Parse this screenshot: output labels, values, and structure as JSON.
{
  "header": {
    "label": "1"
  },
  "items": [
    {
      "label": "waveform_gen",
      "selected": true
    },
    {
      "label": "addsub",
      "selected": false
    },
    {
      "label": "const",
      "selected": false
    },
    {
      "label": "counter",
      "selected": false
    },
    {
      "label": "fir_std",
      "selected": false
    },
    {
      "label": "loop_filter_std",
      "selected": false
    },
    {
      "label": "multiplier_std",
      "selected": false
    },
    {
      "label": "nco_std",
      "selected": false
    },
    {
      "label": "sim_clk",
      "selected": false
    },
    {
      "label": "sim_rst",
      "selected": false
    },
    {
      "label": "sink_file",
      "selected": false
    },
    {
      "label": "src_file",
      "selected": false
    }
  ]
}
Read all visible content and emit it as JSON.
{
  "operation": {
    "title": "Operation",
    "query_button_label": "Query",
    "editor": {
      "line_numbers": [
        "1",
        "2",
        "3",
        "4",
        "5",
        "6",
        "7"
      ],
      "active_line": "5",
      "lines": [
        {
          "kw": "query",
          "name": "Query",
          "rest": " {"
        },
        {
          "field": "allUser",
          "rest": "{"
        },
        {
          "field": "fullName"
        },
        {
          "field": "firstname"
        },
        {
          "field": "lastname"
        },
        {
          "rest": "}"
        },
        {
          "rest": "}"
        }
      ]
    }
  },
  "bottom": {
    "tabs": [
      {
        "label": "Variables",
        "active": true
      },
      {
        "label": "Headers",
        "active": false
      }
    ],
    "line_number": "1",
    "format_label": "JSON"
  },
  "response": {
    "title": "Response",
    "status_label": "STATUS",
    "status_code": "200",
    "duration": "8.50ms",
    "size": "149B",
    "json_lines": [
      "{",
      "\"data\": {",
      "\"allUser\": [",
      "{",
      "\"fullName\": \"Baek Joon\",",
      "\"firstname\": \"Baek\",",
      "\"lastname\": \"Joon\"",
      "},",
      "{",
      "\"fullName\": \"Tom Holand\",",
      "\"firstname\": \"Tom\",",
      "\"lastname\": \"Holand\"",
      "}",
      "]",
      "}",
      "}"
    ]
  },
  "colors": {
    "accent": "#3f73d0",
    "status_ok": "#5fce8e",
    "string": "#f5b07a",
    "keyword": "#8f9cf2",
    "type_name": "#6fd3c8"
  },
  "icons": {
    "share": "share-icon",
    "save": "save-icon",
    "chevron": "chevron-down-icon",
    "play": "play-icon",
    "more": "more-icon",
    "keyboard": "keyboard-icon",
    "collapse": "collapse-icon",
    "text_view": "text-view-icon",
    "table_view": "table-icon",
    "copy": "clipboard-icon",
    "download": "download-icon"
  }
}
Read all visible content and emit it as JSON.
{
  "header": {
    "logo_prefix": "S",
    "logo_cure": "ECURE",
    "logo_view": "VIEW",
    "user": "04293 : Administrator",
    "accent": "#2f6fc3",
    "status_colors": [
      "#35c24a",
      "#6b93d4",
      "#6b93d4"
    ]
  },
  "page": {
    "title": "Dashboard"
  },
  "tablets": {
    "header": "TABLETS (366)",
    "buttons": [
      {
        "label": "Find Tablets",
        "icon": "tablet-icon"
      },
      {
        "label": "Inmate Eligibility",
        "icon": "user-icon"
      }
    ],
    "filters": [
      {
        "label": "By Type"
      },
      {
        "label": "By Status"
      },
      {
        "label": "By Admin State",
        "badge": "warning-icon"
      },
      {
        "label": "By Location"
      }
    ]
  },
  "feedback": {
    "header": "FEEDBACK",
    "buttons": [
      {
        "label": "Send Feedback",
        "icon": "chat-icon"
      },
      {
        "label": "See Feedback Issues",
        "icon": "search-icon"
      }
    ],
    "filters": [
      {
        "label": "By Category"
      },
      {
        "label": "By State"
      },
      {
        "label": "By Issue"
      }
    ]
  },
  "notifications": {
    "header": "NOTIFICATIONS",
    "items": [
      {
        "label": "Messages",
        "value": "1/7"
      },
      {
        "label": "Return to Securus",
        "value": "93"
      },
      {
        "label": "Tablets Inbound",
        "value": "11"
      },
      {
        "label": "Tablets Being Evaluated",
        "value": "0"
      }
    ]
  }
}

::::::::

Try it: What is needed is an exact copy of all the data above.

Reply:
Parse this screenshot: output labels, values, and structure as JSON.
{
  "header": {
    "label": "1"
  },
  "items": [
    {
      "label": "waveform_gen",
      "selected": true
    },
    {
      "label": "addsub",
      "selected": false
    },
    {
      "label": "const",
      "selected": false
    },
    {
      "label": "counter",
      "selected": false
    },
    {
      "label": "fir_std",
      "selected": false
    },
    {
      "label": "loop_filter_std",
      "selected": false
    },
    {
      "label": "multiplier_std",
      "selected": false
    },
    {
      "label": "nco_std",
      "selected": false
    },
    {
      "label": "sim_clk",
      "selected": false
    },
    {
      "label": "sim_rst",
      "selected": false
    },
    {
      "label": "sink_file",
      "selected": false
    },
    {
      "label": "src_file",
      "selected": false
    }
  ]
}
Read all visible content and emit it as JSON.
{
  "operation": {
    "title": "Operation",
    "query_button_label": "Query",
    "editor": {
      "line_numbers": [
        "1",
        "2",
        "3",
        "4",
        "5",
        "6",
        "7"
      ],
      "active_line": "5",
      "lines": [
        {
          "kw": "query",
          "name": "Query",
          "rest": " {"
        },
        {
          "field": "allUser",
          "rest": "{"
        },
        {
          "field": "fullName"
        },
        {
          "field": "firstname"
        },
        {
          "field": "lastname"
        },
        {
          "rest": "}"
        },
        {
          "rest": "}"
        }
      ]
    }
  },
  "bottom": {
    "tabs": [
      {
        "label": "Variables",
        "active": true
      },
      {
        "label": "Headers",
        "active": false
      }
    ],
    "line_number": "1",
    "format_label": "JSON"
  },
  "response": {
    "title": "Response",
    "status_label": "STATUS",
    "status_code": "200",
    "duration": "8.50ms",
    "size": "149B",
    "json_lines": [
      "{",
      "\"data\": {",
      "\"allUser\": [",
      "{",
      "\"fullName\": \"Baek Joon\",",
      "\"firstname\": \"Baek\",",
      "\"lastname\": \"Joon\"",
      "},",
      "{",
      "\"fullName\": \"Tom Holand\",",
      "\"firstname\": \"Tom\",",
      "\"lastname\": \"Holand\"",
      "}",
      "]",
      "}",
      "}"
    ]
  },
  "colors": {
    "accent": "#3f73d0",
    "status_ok": "#5fce8e",
    "string": "#f5b07a",
    "keyword": "#8f9cf2",
    "type_name": "#6fd3c8"
  },
  "icons": {
    "share": "share-icon",
    "save": "save-icon",
    "chevron": "chevron-down-icon",
    "play": "play-icon",
    "more": "more-icon",
    "keyboard": "keyboard-icon",
    "collapse": "collapse-icon",
    "text_view": "text-view-icon",
    "table_view": "table-icon",
    "copy": "clipboard-icon",
    "download": "download-icon"
  }
}
Read all visible content and emit it as JSON.
{
  "header": {
    "logo_prefix": "S",
    "logo_cure": "ECURE",
    "logo_view": "VIEW",
    "user": "04293 : Administrator",
    "accent": "#2f6fc3",
    "status_colors": [
      "#35c24a",
      "#6b93d4",
      "#6b93d4"
    ]
  },
  "page": {
    "title": "Dashboard"
  },
  "tablets": {
    "header": "TABLETS (366)",
    "buttons": [
      {
        "label": "Find Tablets",
        "icon": "tablet-icon"
      },
      {
        "label": "Inmate Eligibility",
        "icon": "user-icon"
      }
    ],
    "filters": [
      {
        "label": "By Type"
      },
      {
        "label": "By Status"
      },
      {
        "label": "By Admin State",
        "badge": "warning-icon"
      },
      {
        "label": "By Location"
      }
    ]
  },
  "feedback": {
    "header": "FEEDBACK",
    "buttons": [
      {
        "label": "Send Feedback",
        "icon": "chat-icon"
      },
      {
        "label": "See Feedback Issues",
        "icon": "search-icon"
      }
    ],
    "filters": [
      {
        "label": "By Category"
      },
      {
        "label": "By State"
      },
      {
        "label": "By Issue"
      }
    ]
  },
  "notifications": {
    "header": "NOTIFICATIONS",
    "items": [
      {
        "label": "Messages",
        "value": "1/7"
      },
      {
        "label": "Return to Securus",
        "value": "93"
      },
      {
        "label": "Tablets Inbound",
        "value": "11"
      },
      {
        "label": "Tablets Being Evaluated",
        "value": "0"
      }
    ]
  }
}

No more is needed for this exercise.